Editor's note: A previous version of this article incorrectly stated Honey Nut Cheerios would be GMO free, but only original Cheerios will be stripped of all genetically modified organisms. The Motley Fool regrets the error.
Monsanto (NYSE:MON) reported first quarter results last Wednesday, and I'd almost characterize the press release as "triumphant". Despite certain setbacks, Monsanto posted a second consecutive quarter of record cash from operations, and reiterated its $5.00 to $5.20 per share guidance for fiscal 2014. However, digging a little deeper reveals a few problems investors shouldn't overlook.
An expensive mop
Management specifically referred to a "second consecutive quarter of record cash for share repurchases". It's interesting that the emphasis was on share repurchases, as the current round of share repurchases is authorized for $2 billion, but that should be taken with a grain of salt. Despite hundreds of millions spent on share repurchases over the last several years, actual shares outstanding has stayed roughly the same, declining less than 5 percent in the last ten years. These buybacks have done little more than absorb share dilution.
A better use of that record cash from operations would be to increase the paltry dividend, which currently yields just 1.4 percent.
A better quarter than the competition's
Another quirk worth noting is where Monsanto's sales and income growth came from this quarter. The Seeds and Genomics segment, which accounted for 70 percent of sales in 2013, declined 5 percent this quarter. This was offset by incredible growth in the Agricultural Productivity segment, due largely to price increases.
Fellow Fool Stephen D. Simpson is troubled by the decline in Seeds and Genomics, but it's not surprising. Corn seeds are Monsanto's single biggest product by far, and the price of corn has fallen almost 40 percent over the last year from near record highs -- it makes sense that farmers would be buying and planting fewer seeds. Dow Chemical (NYSE:DOW) also saw its seeds segment decline in its most recent quarter, and Syngenta (NYSE: SYT) was even forced to pre-emptively write down the value of its corn seeds inventory in excess of estimated sales.
The fact that Monsanto was able to successfully lean on its other products this quarter should be seen as a strength of the business rather than a weakness, especially given the highly synergistic relationship between Monsanto's agricultural productivity products and its seeds, which are specially designed to tolerate said products. However, Monsanto also acquired The Climate Corporation this quarter, a company which uses weather data to provide crop insurance to farmers. This isn't exactly unrelated to the core business, but it's certainly tangential, and it will be interesting to see whether it pays off for the company.
Can't forget about controversy
A discussion of Monsanto never feels complete without touching on the political climate. Despite essentially no scientific evidence that genetically modified organisms (GMOs) are unhealthy, General Mills (NYSE:GIS)recently became the latest company to bow to consumer pressure to remove them from some of its products.
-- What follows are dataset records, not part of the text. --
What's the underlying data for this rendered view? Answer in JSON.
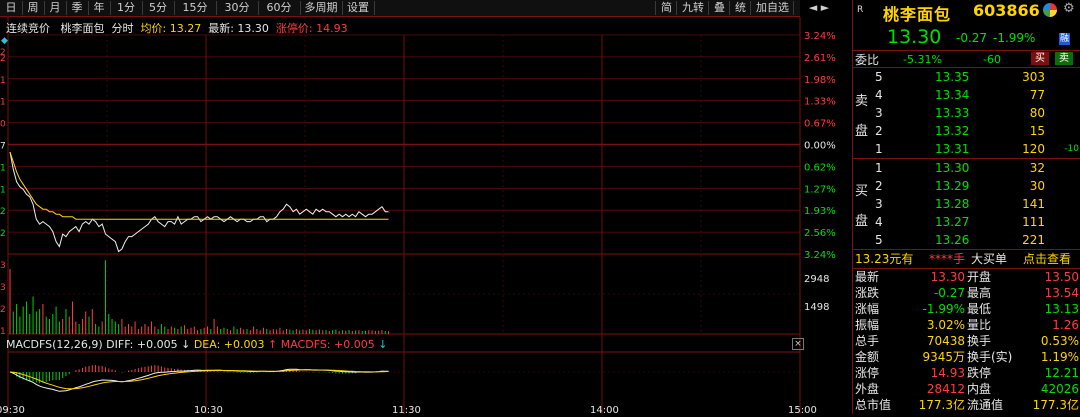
{
  "toolbar": {
    "periods": [
      "日",
      "周",
      "月",
      "季",
      "年",
      "1分",
      "5分",
      "15分",
      "30分",
      "60分",
      "多周期",
      "设置"
    ],
    "right_tools": [
      "简",
      "九转",
      "叠",
      "统",
      "加自选"
    ]
  },
  "chart_header": {
    "mode": "连续竞价",
    "stock_name": "桃李面包",
    "view": "分时",
    "avg_label": "均价: 13.27",
    "last_label": "最新: 13.30",
    "limit_up_label": "涨停价: 14.93"
  },
  "axis": {
    "right_pct": [
      "3.24%",
      "2.61%",
      "1.98%",
      "1.33%",
      "0.67%",
      "0.00%",
      "0.62%",
      "1.27%",
      "1.93%",
      "2.56%",
      "3.24%"
    ],
    "left_labels": [
      "2",
      "2",
      "1",
      "1",
      "0",
      "7",
      "1",
      "1",
      "2",
      "2"
    ],
    "vol_labels": [
      "2948",
      "1498"
    ],
    "vol_left": [
      "3",
      "3",
      "2",
      "1"
    ],
    "time_labels": [
      "09:30",
      "10:30",
      "11:30",
      "14:00",
      "15:00"
    ]
  },
  "macd": {
    "label": "MACDFS(12,26,9)",
    "diff": "DIFF: +0.005",
    "dea": "DEA: +0.003",
    "macdfs": "MACDFS: +0.005"
  },
  "panel": {
    "r_mark": "R",
    "name": "桃李面包",
    "code": "603866",
    "price": "13.30",
    "change": "-0.27",
    "change_pct": "-1.99%",
    "market_badge": "融",
    "weibi_label": "委比",
    "weibi_pct": "-5.31%",
    "weibi_val": "-60",
    "buy_btn": "买",
    "sell_btn": "卖",
    "sell_side_label": [
      "卖",
      "盘"
    ],
    "buy_side_label": [
      "买",
      "盘"
    ],
    "asks": [
      {
        "level": "5",
        "price": "13.35",
        "vol": "303",
        "delta": ""
      },
      {
        "level": "4",
        "price": "13.34",
        "vol": "77",
        "delta": ""
      },
      {
        "level": "3",
        "price": "13.33",
        "vol": "80",
        "delta": ""
      },
      {
        "level": "2",
        "price": "13.32",
        "vol": "15",
        "delta": ""
      },
      {
        "level": "1",
        "price": "13.31",
        "vol": "120",
        "delta": "-10"
      }
    ],
    "bids": [
      {
        "level": "1",
        "price": "13.30",
        "vol": "32"
      },
      {
        "level": "2",
        "price": "13.29",
        "vol": "30"
      },
      {
        "level": "3",
        "price": "13.28",
        "vol": "141"
      },
      {
        "level": "4",
        "price": "13.27",
        "vol": "111"
      },
      {
        "level": "5",
        "price": "13.26",
        "vol": "221"
      }
    ],
    "bar": {
      "price": "13.23元有",
      "stars": "****手",
      "big": "大买单",
      "link": "点击查看"
    },
    "stats": [
      {
        "l1": "最新",
        "v1": "13.30",
        "c1": "red",
        "l2": "开盘",
        "v2": "13.50",
        "c2": "red"
      },
      {
        "l1": "涨跌",
        "v1": "-0.27",
        "c1": "green",
        "l2": "最高",
        "v2": "13.54",
        "c2": "red"
      },
      {
        "l1": "涨幅",
        "v1": "-1.99%",
        "c1": "green",
        "l2": "最低",
        "v2": "13.13",
        "c2": "green"
      },
      {
        "l1": "振幅",
        "v1": "3.02%",
        "c1": "yellow",
        "l2": "量比",
        "v2": "1.26",
        "c2": "red"
      },
      {
        "l1": "总手",
        "v1": "70438",
        "c1": "yellow",
        "l2": "换手",
        "v2": "0.53%",
        "c2": "yellow"
      },
      {
        "l1": "金额",
        "v1": "9345万",
        "c1": "yellow",
        "l2": "换手(实)",
        "v2": "1.19%",
        "c2": "yellow"
      },
      {
        "l1": "涨停",
        "v1": "14.93",
        "c1": "red",
        "l2": "跌停",
        "v2": "12.21",
        "c2": "green"
      },
      {
        "l1": "外盘",
        "v1": "28412",
        "c1": "red",
        "l2": "内盘",
        "v2": "42026",
        "c2": "green"
      },
      {
        "l1": "总市值",
        "v1": "177.3亿",
        "c1": "yellow",
        "l2": "流通值",
        "v2": "177.3亿",
        "c2": "yellow"
      }
    ]
  },
  "chart_data": {
    "type": "line",
    "price_series": [
      13.54,
      13.47,
      13.42,
      13.4,
      13.39,
      13.37,
      13.36,
      13.33,
      13.27,
      13.25,
      13.26,
      13.25,
      13.24,
      13.22,
      13.18,
      13.16,
      13.21,
      13.2,
      13.22,
      13.23,
      13.24,
      13.22,
      13.25,
      13.26,
      13.25,
      13.27,
      13.26,
      13.24,
      13.25,
      13.21,
      13.2,
      13.19,
      13.18,
      13.14,
      13.15,
      13.18,
      13.2,
      13.2,
      13.21,
      13.22,
      13.23,
      13.24,
      13.25,
      13.27,
      13.28,
      13.26,
      13.25,
      13.24,
      13.26,
      13.26,
      13.25,
      13.28,
      13.25,
      13.26,
      13.27,
      13.27,
      13.28,
      13.28,
      13.26,
      13.27,
      13.28,
      13.27,
      13.28,
      13.28,
      13.27,
      13.26,
      13.27,
      13.28,
      13.27,
      13.26,
      13.27,
      13.27,
      13.26,
      13.26,
      13.27,
      13.27,
      13.28,
      13.28,
      13.26,
      13.27,
      13.27,
      13.28,
      13.3,
      13.31,
      13.33,
      13.32,
      13.3,
      13.31,
      13.29,
      13.3,
      13.31,
      13.3,
      13.29,
      13.31,
      13.3,
      13.31,
      13.3,
      13.3,
      13.29,
      13.28,
      13.29,
      13.28,
      13.29,
      13.28,
      13.29,
      13.28,
      13.3,
      13.29,
      13.28,
      13.29,
      13.29,
      13.3,
      13.31,
      13.32,
      13.3,
      13.3
    ],
    "avg_series": [
      13.54,
      13.5,
      13.46,
      13.43,
      13.41,
      13.39,
      13.37,
      13.35,
      13.33,
      13.32,
      13.31,
      13.31,
      13.3,
      13.3,
      13.29,
      13.29,
      13.28,
      13.28,
      13.28,
      13.28,
      13.27,
      13.27,
      13.27,
      13.27,
      13.27,
      13.27,
      13.27,
      13.27,
      13.27,
      13.27,
      13.27,
      13.27,
      13.27,
      13.27,
      13.27,
      13.27,
      13.27,
      13.27,
      13.27,
      13.27,
      13.27,
      13.27,
      13.27,
      13.27,
      13.27,
      13.27,
      13.27,
      13.27,
      13.27,
      13.27,
      13.27,
      13.27,
      13.27,
      13.27,
      13.27,
      13.27,
      13.27,
      13.27,
      13.27,
      13.27,
      13.27,
      13.27,
      13.27,
      13.27,
      13.27,
      13.27,
      13.27,
      13.27,
      13.27,
      13.27,
      13.27,
      13.27,
      13.27,
      13.27,
      13.27,
      13.27,
      13.27,
      13.27,
      13.27,
      13.27,
      13.27,
      13.27,
      13.27,
      13.27,
      13.27,
      13.27,
      13.27,
      13.27,
      13.27,
      13.27,
      13.27,
      13.27,
      13.27,
      13.27,
      13.27,
      13.27,
      13.27,
      13.27,
      13.27,
      13.27,
      13.27,
      13.27,
      13.27,
      13.27,
      13.27,
      13.27,
      13.27,
      13.27,
      13.27,
      13.27,
      13.27,
      13.27,
      13.27,
      13.27,
      13.27,
      13.27
    ],
    "prev_close": 13.57,
    "price_range": [
      13.13,
      14.01
    ],
    "volume_series": [
      2600,
      900,
      1200,
      700,
      1100,
      1300,
      800,
      1500,
      900,
      1000,
      1200,
      700,
      600,
      800,
      1100,
      500,
      600,
      1000,
      700,
      1300,
      500,
      400,
      600,
      900,
      700,
      1000,
      400,
      300,
      500,
      2948,
      800,
      600,
      500,
      400,
      600,
      300,
      400,
      300,
      500,
      200,
      300,
      400,
      300,
      500,
      300,
      200,
      400,
      300,
      200,
      300,
      250,
      200,
      300,
      350,
      200,
      250,
      300,
      150,
      200,
      250,
      300,
      200,
      600,
      300,
      200,
      250,
      200,
      150,
      300,
      200,
      250,
      180,
      200,
      150,
      300,
      200,
      150,
      250,
      200,
      150,
      200,
      180,
      250,
      150,
      200,
      180,
      150,
      200,
      150,
      180,
      150,
      200,
      170,
      150,
      180,
      150,
      160,
      120,
      150,
      180,
      120,
      150,
      130,
      160,
      120,
      140,
      150,
      120,
      130,
      150,
      140,
      120,
      130,
      160,
      120,
      110
    ],
    "volume_max": 3200
  }
}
The company announced that original Cheerios would now be GMO free. While other flavors like Honey Nut aren't affected, that may change down the road. Honey Nut Cheerios and regular Cheerios are the No. 1 and 4 cereal brands in America, representing almost a billion dollars in sales, not to mention the other various Cheerios products.
As my colleague Brian Stoffel notes, Monsanto CEO Hugh Grant (not the actor) was quick to downplay the situation by pointing out that Cheerios are already made from GMO-free oats, but corn starch and sugar are the next two top ingredients.
While Cheerios' corn and sugar needs are probably not a significant source of revenue for seed companies like Monsanto, Dow, or Syngenta, General Mills is a prominent company whose product decisions can make waves in the food industry. The Cheerios decision echoes Whole Foods' decision last year to require GMO labeling on every product it sells, an ambitious project it plans to complete by 2018. These kinds of moves are great PR, but don't do much good for Monsanto or its peers, despite CEO Grant's diplomatic assurances that he's glad for the debate.
The Foolish bottom line
Despite record first quarter cash from operations, this wasn't as clear of a win for Monsanto as management might make it seem. While it's good that earnings per share isn't being whittled away by a runaway denominator, shareholders would be better served by a larger dividend than buybacks that just mop up share dilution.
Going forward, The Climate Corporation acquisition may be Monsanto's effort to use stable insurance profits to level out the rest of the business in the face of erratic crop prices and the ever-present threat of GMO-banning.